Whitehall Blog

Archive for October, 2010

Shocking Information on WOOD

Sunday, October 10th, 2010

Every student of American furniture knows that if you find large boards of New England to Mid-Atlantic WHITE PINE used as the secondary wood, it is American made–just as if you find narrow boards of grey toned white pine with many little knots it is English made–what is called most often deal rather than pine.

What if that were not true?

Every student of American furniture knows that almost always a four drawer chest is American made and a five drawer chest is English made.

What if that were not true?

The careful study of the English furniture trade reveals that in fact neither of these “we all know concepts” is true!

Not every student of American furniture is even aware of the vast quantities of walnut imported by England from it’s colonies in America–importing dating from the late 1600′s onward.

Happily, the work of Ms. Stuart stresses this new to most of us information over and over again.  Throughout 900 pages of analysis she quotes the letters and documents of the Gillows firm as to their purchases of wood–much through the port of Liverpool.  And what was true for their firm was absolutely true for all their competitors.  Repeatedly the firm asks for its wood suppliers to bid on walnut and fine, broad white pine arriving at the docks from Massachusetts and elsewhere in the colonies.  The walnut was used for primary and secondary work–the pine for secondary wood as well as architectural work.  In some letters Gillows praised the quality of American pine–sometimes he complained about it–sometimes he fretted over the cost relative to Scots and Baltic pine (it came a great deal further–no pun intended!).
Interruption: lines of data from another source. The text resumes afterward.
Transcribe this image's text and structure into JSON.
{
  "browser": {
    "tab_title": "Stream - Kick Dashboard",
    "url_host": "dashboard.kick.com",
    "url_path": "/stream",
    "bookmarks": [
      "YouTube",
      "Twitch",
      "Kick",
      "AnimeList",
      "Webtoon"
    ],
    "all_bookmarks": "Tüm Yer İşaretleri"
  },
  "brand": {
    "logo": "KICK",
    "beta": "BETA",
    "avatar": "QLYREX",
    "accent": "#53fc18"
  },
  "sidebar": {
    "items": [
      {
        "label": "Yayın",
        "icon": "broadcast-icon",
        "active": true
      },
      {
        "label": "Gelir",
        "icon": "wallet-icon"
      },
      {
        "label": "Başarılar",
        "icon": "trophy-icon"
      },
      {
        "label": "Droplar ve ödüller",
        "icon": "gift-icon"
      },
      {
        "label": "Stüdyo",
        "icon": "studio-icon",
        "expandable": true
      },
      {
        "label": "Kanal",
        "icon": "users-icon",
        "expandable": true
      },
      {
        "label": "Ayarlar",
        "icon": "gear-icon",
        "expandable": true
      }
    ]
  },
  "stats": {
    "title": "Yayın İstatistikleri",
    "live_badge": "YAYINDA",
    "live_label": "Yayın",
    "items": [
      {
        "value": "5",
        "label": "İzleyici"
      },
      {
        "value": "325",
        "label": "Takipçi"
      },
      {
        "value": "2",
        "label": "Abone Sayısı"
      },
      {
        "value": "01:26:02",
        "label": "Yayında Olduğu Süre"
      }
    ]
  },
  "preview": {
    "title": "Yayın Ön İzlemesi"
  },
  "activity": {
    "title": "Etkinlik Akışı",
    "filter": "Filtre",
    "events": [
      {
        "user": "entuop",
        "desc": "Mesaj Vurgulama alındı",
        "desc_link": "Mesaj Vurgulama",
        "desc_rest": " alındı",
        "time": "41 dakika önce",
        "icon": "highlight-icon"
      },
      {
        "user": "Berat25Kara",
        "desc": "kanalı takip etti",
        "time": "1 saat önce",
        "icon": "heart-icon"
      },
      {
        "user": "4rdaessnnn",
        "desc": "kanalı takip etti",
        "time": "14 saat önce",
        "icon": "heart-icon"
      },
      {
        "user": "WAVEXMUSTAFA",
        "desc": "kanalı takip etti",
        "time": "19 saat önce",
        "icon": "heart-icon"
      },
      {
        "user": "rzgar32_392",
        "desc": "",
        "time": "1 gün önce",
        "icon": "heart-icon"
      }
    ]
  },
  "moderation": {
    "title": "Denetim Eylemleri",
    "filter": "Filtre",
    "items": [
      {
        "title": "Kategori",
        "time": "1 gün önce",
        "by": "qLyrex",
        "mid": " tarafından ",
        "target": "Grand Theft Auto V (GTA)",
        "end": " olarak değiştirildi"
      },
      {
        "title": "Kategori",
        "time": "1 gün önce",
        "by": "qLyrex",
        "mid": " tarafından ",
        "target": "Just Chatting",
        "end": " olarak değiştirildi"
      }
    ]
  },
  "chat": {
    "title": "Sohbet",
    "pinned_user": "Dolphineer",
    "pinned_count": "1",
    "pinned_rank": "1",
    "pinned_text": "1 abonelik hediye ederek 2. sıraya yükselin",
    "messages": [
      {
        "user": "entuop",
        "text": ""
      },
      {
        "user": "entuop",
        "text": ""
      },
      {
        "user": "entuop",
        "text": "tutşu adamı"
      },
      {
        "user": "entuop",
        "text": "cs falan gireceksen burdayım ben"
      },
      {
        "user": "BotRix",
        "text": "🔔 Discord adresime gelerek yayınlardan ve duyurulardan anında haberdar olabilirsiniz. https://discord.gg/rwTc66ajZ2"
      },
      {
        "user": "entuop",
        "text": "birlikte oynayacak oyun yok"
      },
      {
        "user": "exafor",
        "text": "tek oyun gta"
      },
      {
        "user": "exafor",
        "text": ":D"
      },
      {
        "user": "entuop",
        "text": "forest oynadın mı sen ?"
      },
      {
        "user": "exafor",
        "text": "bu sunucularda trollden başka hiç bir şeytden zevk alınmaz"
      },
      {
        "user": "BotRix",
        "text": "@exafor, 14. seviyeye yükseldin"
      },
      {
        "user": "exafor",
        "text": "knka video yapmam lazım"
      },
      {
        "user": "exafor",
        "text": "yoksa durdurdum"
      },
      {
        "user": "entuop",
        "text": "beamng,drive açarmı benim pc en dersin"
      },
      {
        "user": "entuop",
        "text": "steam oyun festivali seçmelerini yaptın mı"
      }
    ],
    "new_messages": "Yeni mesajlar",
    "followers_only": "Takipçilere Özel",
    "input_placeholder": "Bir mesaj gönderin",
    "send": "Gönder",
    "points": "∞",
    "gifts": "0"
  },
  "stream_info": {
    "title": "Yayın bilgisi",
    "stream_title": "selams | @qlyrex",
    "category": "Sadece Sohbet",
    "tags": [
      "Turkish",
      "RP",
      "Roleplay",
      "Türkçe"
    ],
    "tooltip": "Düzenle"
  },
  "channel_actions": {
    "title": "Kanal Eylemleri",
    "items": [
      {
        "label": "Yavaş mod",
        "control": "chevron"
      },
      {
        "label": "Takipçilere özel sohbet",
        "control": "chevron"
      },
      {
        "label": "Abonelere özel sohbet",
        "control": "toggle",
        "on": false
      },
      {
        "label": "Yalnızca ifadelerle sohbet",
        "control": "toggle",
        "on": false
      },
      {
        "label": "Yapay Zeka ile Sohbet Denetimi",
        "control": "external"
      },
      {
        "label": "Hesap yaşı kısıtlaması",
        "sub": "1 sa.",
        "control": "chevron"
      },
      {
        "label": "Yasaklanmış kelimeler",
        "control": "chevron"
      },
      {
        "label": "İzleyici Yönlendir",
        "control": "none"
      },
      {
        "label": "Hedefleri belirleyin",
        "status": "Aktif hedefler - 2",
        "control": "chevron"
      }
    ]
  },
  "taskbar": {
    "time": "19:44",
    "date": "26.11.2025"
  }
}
Again, this wood was mostly bought at auction in the ports–factors or representatives of multiple furniture makers bid against each other to acquire the finest wood for their clients.  This can only mean that every cabinetmaker outside of London and Edinburgh ( where oak was always preferred as the secondary for drawer construction) were using American pine in their furniture.  And London/Edinburgh makers used pine for backs, sides to veneer, etc–also likely to have been colonial in origin.

How much “American” furniture is English or Scottish in origin?

As you ponder this information, add the fact that English design demonstrably favored 4 rather than 5 drawer chests (just like we say Americans did)–afterall, where were those American cabinetmakers trained? Are you sure your American chest is American?

(Upcoming–the myths of mahogany in a future blog)